When Sandra Ambrose-Clark, president of ESJ Carrier Corp., told her daughter's teacher she was up for the Influential Woman in Trucking Award from Women in Trucking and Navistar, the teacher was surprised. How could Ambrose-Clark, a vivacious and well-dressed woman with an impeccable manicure, be in trucking?
“I think it's an image thing,” said Ambrose-Clark during a WIT panel discussion at the Truckload Carriers Association meeting last month.
When she explains to people like her daughter's teacher about the wide variety of jobs women hold in trucking, they're surprised. Women are not only drivers, but also dispatchers, customer service reps, trucking company owners and executives.
“I think it's looked at as an industry where there is just driving, rather than a broad array of careers,” said Ambrose-Clark. “I think they look at it as a lifestyle and not a career.”
We need to do a better job of educating those inside and outside the industry about the opportunities in trucking careers, especially for women.
There are more women reporters and editors covering the industry than there were when I started more than 20 years ago, I'm happy to report. The WIT association has helped bring together women from all levels, from truck maker executives to truck drivers. But overall, there are still too few women in our companies.
The percentage of women drivers has not gone up appreciably in the last couple of decades, which has important implications for the driver shortage.
I've been talking to a lot of fleet executives who are seriously concerned about the looming driver shortage, which for many is already a problem.
As we'll explore in our next issue, the industry is reaching out to try to broaden the driver pool.
Women need to be part of that expanded pool. And while spec'ing equipment with automatic and automated transmissions and other female-friendly features is a step in the right direction, developing a female-friendly culture needs to go well beyond that.
It's important to get women more involved in all areas of trucking companies, including leadership positions. This would be good not only to improve the female-friendliness of the company when recruiting drivers, but it also would be good for the company as a whole.
A five-year study found that female managers — as rated by their bosses, themselves and the people who work for them — were rated significantly better than their male counterparts.
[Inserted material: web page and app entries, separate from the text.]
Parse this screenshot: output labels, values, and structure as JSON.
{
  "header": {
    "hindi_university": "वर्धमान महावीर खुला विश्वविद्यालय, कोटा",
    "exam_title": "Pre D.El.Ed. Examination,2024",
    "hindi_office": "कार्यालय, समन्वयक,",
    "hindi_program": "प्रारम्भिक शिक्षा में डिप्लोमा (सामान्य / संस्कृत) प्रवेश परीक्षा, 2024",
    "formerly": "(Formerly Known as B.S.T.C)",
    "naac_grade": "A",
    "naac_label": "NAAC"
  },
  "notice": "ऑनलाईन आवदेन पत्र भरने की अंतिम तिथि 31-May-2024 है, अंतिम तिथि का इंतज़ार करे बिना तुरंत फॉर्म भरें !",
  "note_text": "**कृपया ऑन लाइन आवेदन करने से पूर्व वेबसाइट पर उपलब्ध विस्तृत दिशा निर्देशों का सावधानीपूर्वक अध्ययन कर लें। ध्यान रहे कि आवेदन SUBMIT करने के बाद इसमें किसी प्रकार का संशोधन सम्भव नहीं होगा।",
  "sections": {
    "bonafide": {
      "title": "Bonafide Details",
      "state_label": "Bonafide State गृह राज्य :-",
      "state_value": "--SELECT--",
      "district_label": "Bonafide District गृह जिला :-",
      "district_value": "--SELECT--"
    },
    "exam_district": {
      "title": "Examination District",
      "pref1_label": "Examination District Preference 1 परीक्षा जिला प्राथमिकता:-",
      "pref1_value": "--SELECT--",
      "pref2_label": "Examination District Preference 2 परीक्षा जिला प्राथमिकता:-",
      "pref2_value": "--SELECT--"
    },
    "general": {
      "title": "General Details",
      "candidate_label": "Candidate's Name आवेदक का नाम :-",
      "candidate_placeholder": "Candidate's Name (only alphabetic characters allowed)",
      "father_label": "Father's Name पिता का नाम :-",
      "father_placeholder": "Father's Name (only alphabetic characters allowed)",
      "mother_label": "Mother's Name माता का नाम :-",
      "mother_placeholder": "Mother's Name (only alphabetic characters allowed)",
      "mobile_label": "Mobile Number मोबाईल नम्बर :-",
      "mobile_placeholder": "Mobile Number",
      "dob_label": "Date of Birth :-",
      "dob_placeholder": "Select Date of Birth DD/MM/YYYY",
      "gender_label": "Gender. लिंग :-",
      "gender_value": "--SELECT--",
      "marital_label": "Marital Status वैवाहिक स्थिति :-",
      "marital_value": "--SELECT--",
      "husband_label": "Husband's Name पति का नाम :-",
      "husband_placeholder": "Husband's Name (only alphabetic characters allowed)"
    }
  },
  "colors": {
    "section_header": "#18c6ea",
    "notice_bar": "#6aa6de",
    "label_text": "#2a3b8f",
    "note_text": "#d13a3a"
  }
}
This difference extends beyond the “softer” skills such as communication, feedback and empowerment to such areas as decisiveness, planning and setting standards, according to Lawrence A. Pfaff and Associates, a Michigan-based human resource consulting firm.
Another study found that women leaders are more empathic and flexible. It also found that women were stronger in interpersonal skills than their male counterparts, according to Caliper, a Princeton-based management consulting firm. In that report, Regina Sacha, vice president of Human Resources for FedEx Custom Critical, was quoted as saying, “We're looking at a different paradigm of leadership, and it plays naturally to the strengths of women. The tide has turned. The leadership skills that come naturally to women are now absolutely necessary for companies to continue to thrive.”
Other professions once dominated by men have made great strides. For instance, the majority of students enrolled in medical and law school today are women. Women are even being allowed into combat roles in the armed forces. It's time for trucking to do some catching up.
From the April issue of HDT magazine.